Find out the right type of brakes and the suitable rotor size for downhill mountain bikes.
Mechanical disc brakes are still preferred by many riders, but for downhill riding, you need something with higher efficiency. We’re talking about hydraulic brakes.
Disc brakes with hydraulic technology are more sensitive, hence more responsive despite less effort. And, the cherry on top is you don’t need to constantly maintain them.
Bigger brake rotors within the 160- to 200-millimeter range are more powerful. They’re essential for downhill riding. The usual design is that the bigger rotor should be at the front while the smaller one is at the rear wheel to concentrate power forward as you descend.
Should you go for 27.5-inch wheels or 29ers for downhill riding? Pay attention to the following tips:
This size is more suited for advanced riders. Its main purpose is to let the rider do tricks, especially the complicated ones. It can make you fly and jump easily for more exciting rides if its rear is shorter. If there are a lot of obstacles on the terrain, agile 27.5-inch wheels can help you dodge all of them.
For racing, a longer wheelbase plus 29-inch wheels are ideal. A 29er is at its best at higher speeds.
While 27.5-inch wheels are for pros, 29ers are perfect for beginners who want to master downhill riding. They have better stability for the rider’s safety.
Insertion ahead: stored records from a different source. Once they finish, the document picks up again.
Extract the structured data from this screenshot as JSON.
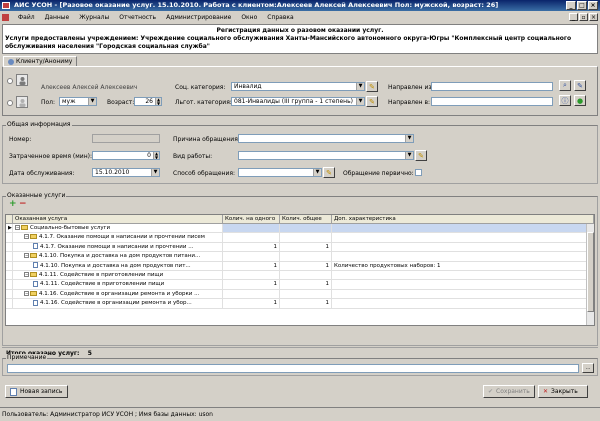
{
  "window": {
    "title": "АИС УСОН - [Разовое оказание услуг. 15.10.2010. Работа с клиентом:Алексеев Алексей Алексеевич Пол: мужской, возраст: 26]"
  },
  "menu": [
    "Файл",
    "Данные",
    "Журналы",
    "Отчетность",
    "Администрирование",
    "Окно",
    "Справка"
  ],
  "header": {
    "title": "Регистрация данных о разовом оказании услуг.",
    "institution_line1": "Услуги предоставлены учреждением: Учреждение социального обслуживания Ханты-Мансийского автономного округа-Югры \"Комплексный центр социального",
    "institution_line2": "обслуживания населения \"Городская социальная служба\""
  },
  "tab": {
    "label": "Клиенту/Анониму"
  },
  "client": {
    "name": "Алексеев Алексей Алексеевич",
    "gender_label": "Пол:",
    "gender_value": "муж",
    "age_label": "Возраст:",
    "age_value": "26",
    "soc_category_label": "Соц. категория:",
    "soc_category_value": "Инвалид",
    "lgot_category_label": "Льгот. категория:",
    "lgot_category_value": "081-Инвалиды (III группа - 1 степень)",
    "directed_from_label": "Направлен из:",
    "directed_from_value": "",
    "directed_to_label": "Направлен в:",
    "directed_to_value": ""
  },
  "general": {
    "title": "Общая информация",
    "number_label": "Номер:",
    "number_value": "",
    "time_label": "Затраченное время (мин):",
    "time_value": "0",
    "date_label": "Дата обслуживания:",
    "date_value": "15.10.2010",
    "reason_label": "Причина обращения:",
    "reason_value": "",
    "work_type_label": "Вид работы:",
    "work_type_value": "",
    "method_label": "Способ обращения:",
    "method_value": "",
    "first_visit_label": "Обращение первично:"
  },
  "services": {
    "title": "Оказанные услуги",
    "columns": [
      "Оказанная услуга",
      "Колич. на одного",
      "Колич. общее",
      "Доп. характеристика"
    ],
    "rows": [
      {
        "type": "folder",
        "indent": 0,
        "name": "Социально-бытовые услуги",
        "per_one": "",
        "total": "",
        "extra": ""
      },
      {
        "type": "folder",
        "indent": 1,
        "name": "4.1.7. Оказание помощи в написании и прочтении писем",
        "per_one": "",
        "total": "",
        "extra": ""
      },
      {
        "type": "doc",
        "indent": 2,
        "name": "4.1.7. Оказание помощи в написании и прочтении ...",
        "per_one": "1",
        "total": "1",
        "extra": ""
      },
      {
        "type": "folder",
        "indent": 1,
        "name": "4.1.10. Покупка и доставка на дом продуктов питани...",
        "per_one": "",
        "total": "",
        "extra": ""
      },
      {
        "type": "doc",
        "indent": 2,
        "name": "4.1.10. Покупка и доставка на дом продуктов пит...",
        "per_one": "1",
        "total": "1",
        "extra": "Количество продуктовых наборов: 1"
      },
      {
        "type": "folder",
        "indent": 1,
        "name": "4.1.11. Содействие в приготовлении пищи",
        "per_one": "",
        "total": "",
        "extra": ""
      },
      {
        "type": "doc",
        "indent": 2,
        "name": "4.1.11. Содействие в приготовлении пищи",
        "per_one": "1",
        "total": "1",
        "extra": ""
      },
      {
        "type": "folder",
        "indent": 1,
        "name": "4.1.16. Содействие в организации ремонта и уборки ...",
        "per_one": "",
        "total": "",
        "extra": ""
      },
      {
        "type": "doc",
        "indent": 2,
        "name": "4.1.16. Содействие в организации ремонта и убор...",
        "per_one": "1",
        "total": "1",
        "extra": ""
      }
    ],
    "total_label": "Итого оказано услуг:",
    "total_value": "5"
  },
  "note": {
    "title": "Примечание",
    "value": ""
  },
  "buttons": {
    "new_record": "Новая запись",
    "save": "Сохранить",
    "close": "Закрыть"
  },
  "status": {
    "text": "Пользователь: Администратор ИСУ УСОН  ;  Имя базы данных:  uson"
  },
  "colors": {
    "title_bar": "#0a246a",
    "selection": "#c8d7f0",
    "add_green": "#2a9a2a",
    "remove_red": "#c02020"
  }
}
While other bikes on the list focus on versatility, the Mongoose Boot’r 27.5″ Down Hill Bicycle is specifically designed for safer high-speed descents. Whether the slope is smooth or steep, this MTB can handle it. It can also absorb impact for comfort. These advantages are the reasons why we highly recommend this bike. Just watch out for problems on its fork, rims, and tires due to factory defects or shipping issues.
Lastly, to separate good downhill bikes from the bad, just check their geometry, construction, travel, seat post, cable placement, brakes, rotors, and wheels. That’s a lot of factors to think about, but getting a high-quality downhill MTB in the end is worth it.